Review Many years ago, a family friend who at the time flew for the United States Air Force gave me a personal tour around a Fairchild A10 Thunderbolt and said: “Y’know, Al, she ain’t a plane she’s more a gun with wings.”
Something similar could be said about the Scenic Bose Edition which isn’t so much a car as a stereo system with a tyre at each corner.
Bose-black suits the design
In every way, the new Bose Edition is the pinnacle of Scenic evolution. Not only does it come with the sort of stereo you simply don’t find in cars of this class but it also has an integrated TomTom navigation pack, the latest turbo-diesel stop/start drive train and a styling pack that comes close to making it look like a car you would actually want to buy rather than have to because of untamed fecundity.
Since the Bose hi-fi is the main reason the Scenic is sat in Reg Hardware’s secret underground car park, let’s start with that. The system consists of nine speakers, a sub-woofer and a digital amplifier. If you are wondering where all that kit goes the schematic below shows where everything is stashed.
Looks OK from the back
Apparently, the system is 30 per cent smaller, 40 per cent lighter and uses 50 per cent less energy than “comparable” systems, though Bose could have made 20 per cent of those statistics up. Renault isn’t saying what the system’s power output is but, whatever the number, it’s seriously loud.
And the impressive volume is matched by the audio quality. Everything sounds rock solid, extremely detailed and immensely composed. After many hours of listening, I can honestly say it’s just about the best sounding stereo system I’ve encountered in anything on wheels with a price tag the sensible side of £50,000.
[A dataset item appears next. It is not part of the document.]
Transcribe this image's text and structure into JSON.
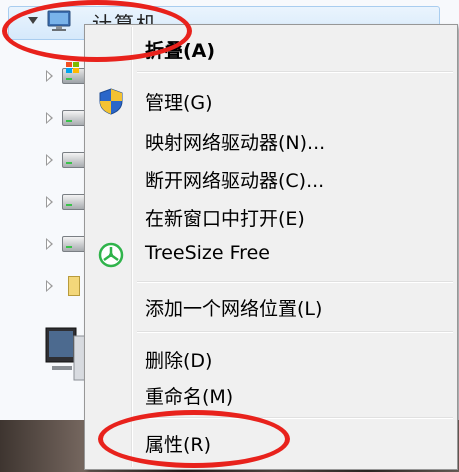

All that Bose audio gadgetry also makes the Scenic Bose one hell of a speakerphone when you have your handset connected to it over Bluetooth.